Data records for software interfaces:
BEGIN
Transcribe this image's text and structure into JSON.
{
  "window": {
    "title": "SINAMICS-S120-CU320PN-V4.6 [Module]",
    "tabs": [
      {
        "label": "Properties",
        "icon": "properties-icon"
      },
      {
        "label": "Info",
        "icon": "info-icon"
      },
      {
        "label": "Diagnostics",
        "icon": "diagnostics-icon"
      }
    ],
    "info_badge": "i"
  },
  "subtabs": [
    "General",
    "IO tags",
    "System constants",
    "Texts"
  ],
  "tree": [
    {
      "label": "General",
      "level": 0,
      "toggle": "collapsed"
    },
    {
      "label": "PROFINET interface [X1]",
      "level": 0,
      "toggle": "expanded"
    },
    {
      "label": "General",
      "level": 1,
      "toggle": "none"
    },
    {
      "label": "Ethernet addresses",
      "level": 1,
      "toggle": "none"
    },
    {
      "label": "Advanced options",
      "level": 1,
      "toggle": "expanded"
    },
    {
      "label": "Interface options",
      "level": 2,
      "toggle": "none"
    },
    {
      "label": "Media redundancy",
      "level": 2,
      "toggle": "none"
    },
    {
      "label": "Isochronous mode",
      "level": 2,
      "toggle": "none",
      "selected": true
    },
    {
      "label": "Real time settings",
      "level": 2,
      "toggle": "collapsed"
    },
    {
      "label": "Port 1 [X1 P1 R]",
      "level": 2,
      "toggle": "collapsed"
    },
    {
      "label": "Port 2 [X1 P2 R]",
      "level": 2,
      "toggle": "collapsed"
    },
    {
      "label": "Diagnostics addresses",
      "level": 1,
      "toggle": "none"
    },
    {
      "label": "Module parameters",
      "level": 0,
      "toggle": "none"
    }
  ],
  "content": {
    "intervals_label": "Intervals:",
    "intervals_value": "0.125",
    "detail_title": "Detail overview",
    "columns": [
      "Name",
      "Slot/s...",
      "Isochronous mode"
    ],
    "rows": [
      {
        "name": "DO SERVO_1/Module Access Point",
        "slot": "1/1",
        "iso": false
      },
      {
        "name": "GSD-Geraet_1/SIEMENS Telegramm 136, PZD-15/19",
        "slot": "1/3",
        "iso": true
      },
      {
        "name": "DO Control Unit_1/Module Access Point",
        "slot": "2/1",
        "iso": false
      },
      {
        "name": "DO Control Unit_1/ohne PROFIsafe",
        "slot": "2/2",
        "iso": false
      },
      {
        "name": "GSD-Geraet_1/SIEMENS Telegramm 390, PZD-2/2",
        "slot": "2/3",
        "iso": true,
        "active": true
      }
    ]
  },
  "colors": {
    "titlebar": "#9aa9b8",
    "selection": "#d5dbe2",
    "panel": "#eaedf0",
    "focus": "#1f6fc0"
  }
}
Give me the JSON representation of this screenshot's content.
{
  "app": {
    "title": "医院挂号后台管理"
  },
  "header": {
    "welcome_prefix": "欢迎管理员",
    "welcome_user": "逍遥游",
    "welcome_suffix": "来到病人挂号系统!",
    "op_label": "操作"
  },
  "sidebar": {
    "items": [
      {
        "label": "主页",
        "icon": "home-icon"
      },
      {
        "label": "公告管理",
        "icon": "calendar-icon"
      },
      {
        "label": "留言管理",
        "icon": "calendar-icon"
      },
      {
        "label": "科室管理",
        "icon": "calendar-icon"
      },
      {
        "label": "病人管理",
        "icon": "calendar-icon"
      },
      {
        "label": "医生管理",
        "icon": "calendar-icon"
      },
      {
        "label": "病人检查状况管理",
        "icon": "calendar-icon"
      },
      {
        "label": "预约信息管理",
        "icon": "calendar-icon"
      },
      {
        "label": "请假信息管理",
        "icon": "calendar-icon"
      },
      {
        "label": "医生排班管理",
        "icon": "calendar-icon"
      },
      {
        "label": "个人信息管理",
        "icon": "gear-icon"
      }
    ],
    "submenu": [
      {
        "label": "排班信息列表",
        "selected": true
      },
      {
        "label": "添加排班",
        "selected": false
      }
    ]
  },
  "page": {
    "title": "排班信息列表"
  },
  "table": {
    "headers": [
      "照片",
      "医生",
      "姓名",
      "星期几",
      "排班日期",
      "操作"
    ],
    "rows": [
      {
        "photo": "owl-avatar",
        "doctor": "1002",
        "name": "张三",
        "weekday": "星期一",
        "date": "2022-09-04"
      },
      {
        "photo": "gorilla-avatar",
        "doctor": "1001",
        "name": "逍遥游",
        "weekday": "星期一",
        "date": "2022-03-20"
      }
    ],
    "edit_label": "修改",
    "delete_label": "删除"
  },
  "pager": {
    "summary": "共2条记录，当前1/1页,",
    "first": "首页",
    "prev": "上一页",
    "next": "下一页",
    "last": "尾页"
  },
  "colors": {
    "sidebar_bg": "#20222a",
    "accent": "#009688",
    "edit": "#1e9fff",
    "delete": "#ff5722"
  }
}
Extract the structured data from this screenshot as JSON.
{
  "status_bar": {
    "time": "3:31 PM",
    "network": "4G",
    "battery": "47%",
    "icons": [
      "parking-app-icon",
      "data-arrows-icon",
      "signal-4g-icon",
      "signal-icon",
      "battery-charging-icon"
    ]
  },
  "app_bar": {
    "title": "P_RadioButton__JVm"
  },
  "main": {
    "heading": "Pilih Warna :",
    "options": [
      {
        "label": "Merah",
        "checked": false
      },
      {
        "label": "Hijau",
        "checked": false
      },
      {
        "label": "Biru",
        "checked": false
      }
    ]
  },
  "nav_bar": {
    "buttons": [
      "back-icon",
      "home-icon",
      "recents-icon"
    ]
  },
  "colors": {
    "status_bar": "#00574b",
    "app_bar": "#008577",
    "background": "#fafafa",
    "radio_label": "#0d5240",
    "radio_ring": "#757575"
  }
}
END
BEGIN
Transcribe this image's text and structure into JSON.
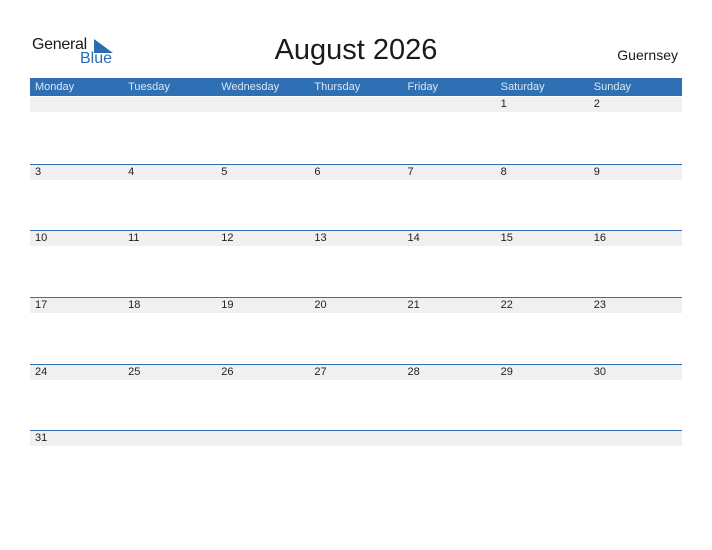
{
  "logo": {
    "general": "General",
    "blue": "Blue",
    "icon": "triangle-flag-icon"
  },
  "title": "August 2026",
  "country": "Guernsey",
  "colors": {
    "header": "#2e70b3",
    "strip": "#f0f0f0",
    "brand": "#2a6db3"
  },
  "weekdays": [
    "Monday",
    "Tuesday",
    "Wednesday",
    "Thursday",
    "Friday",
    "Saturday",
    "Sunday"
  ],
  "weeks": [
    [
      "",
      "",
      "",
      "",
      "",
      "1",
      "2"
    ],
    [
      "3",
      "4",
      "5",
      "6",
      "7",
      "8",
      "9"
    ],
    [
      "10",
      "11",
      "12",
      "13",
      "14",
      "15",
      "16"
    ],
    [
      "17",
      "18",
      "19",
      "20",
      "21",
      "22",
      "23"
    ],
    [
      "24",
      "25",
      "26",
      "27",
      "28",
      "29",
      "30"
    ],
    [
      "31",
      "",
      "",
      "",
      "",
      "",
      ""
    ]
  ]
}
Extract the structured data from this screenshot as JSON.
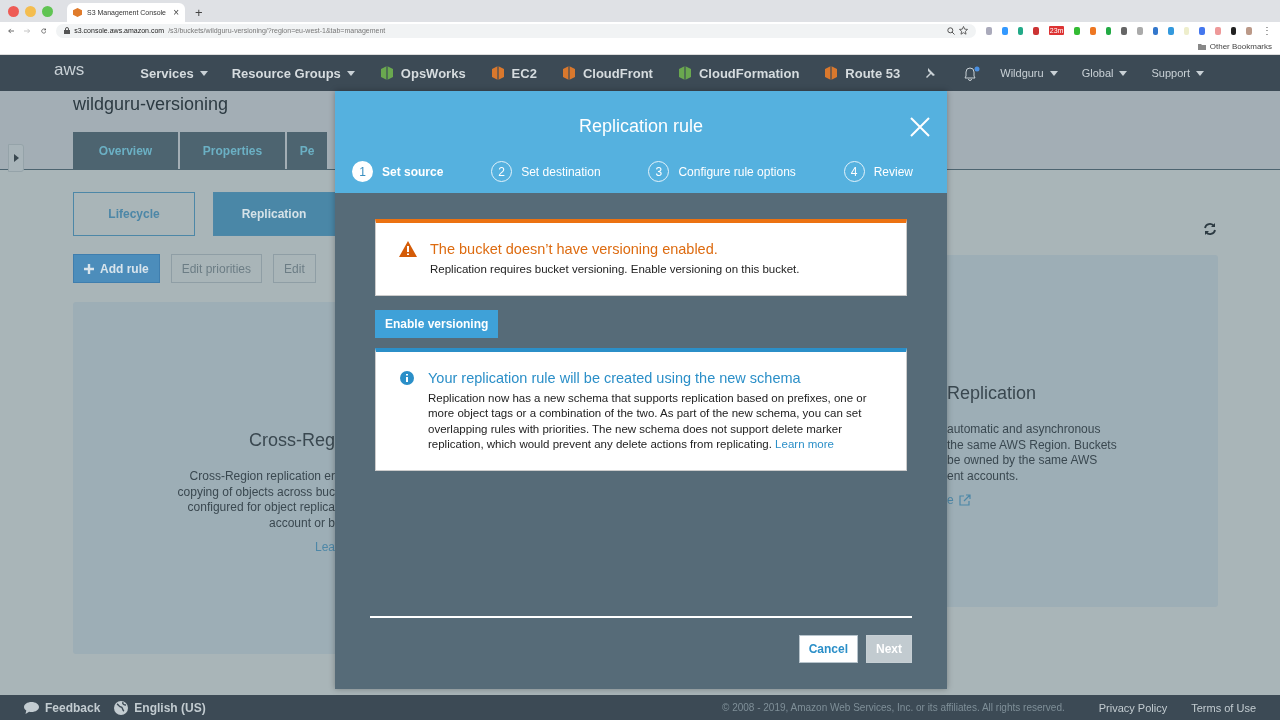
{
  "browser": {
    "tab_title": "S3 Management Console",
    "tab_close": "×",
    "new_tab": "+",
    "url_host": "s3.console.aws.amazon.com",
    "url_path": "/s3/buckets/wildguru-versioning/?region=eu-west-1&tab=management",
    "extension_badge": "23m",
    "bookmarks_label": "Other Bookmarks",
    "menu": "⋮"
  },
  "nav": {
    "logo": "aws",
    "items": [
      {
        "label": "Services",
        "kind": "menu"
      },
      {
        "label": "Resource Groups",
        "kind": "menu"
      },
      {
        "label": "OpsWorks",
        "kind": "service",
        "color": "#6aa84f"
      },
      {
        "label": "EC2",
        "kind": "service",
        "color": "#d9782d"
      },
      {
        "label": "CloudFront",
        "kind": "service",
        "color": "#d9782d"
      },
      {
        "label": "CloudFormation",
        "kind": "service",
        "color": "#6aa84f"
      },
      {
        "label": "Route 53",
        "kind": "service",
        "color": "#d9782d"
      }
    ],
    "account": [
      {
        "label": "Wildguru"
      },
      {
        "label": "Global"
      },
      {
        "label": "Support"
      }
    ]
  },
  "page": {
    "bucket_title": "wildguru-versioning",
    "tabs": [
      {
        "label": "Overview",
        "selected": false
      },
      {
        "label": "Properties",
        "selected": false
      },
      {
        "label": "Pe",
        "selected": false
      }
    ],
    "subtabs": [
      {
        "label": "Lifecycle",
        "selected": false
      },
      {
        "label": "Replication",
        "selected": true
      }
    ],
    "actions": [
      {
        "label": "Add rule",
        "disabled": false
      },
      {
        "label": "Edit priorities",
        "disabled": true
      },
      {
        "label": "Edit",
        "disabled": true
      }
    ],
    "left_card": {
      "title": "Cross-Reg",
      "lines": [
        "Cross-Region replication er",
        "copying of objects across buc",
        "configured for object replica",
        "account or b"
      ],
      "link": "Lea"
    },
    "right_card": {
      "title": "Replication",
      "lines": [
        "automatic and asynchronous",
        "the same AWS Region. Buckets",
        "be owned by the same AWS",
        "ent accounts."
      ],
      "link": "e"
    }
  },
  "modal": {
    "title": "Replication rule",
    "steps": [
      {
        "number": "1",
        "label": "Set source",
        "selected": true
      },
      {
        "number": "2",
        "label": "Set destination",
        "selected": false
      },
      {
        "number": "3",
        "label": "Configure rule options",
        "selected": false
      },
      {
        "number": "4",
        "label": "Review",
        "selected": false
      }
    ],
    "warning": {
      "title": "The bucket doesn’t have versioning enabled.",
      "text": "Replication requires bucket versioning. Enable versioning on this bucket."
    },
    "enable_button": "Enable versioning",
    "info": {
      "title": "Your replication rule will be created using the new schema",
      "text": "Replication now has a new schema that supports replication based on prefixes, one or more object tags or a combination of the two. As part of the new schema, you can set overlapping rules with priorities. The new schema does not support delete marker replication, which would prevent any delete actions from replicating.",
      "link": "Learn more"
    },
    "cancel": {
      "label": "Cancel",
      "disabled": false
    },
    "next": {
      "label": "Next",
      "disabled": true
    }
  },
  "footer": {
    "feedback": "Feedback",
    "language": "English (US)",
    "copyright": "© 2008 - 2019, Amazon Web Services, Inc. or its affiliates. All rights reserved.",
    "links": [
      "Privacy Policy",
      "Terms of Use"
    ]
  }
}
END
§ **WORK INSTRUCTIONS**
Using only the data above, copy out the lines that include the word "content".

§ **EXERCISE RESPONSE**
  "content": {
Give me the JSON representation of this screenshot's content.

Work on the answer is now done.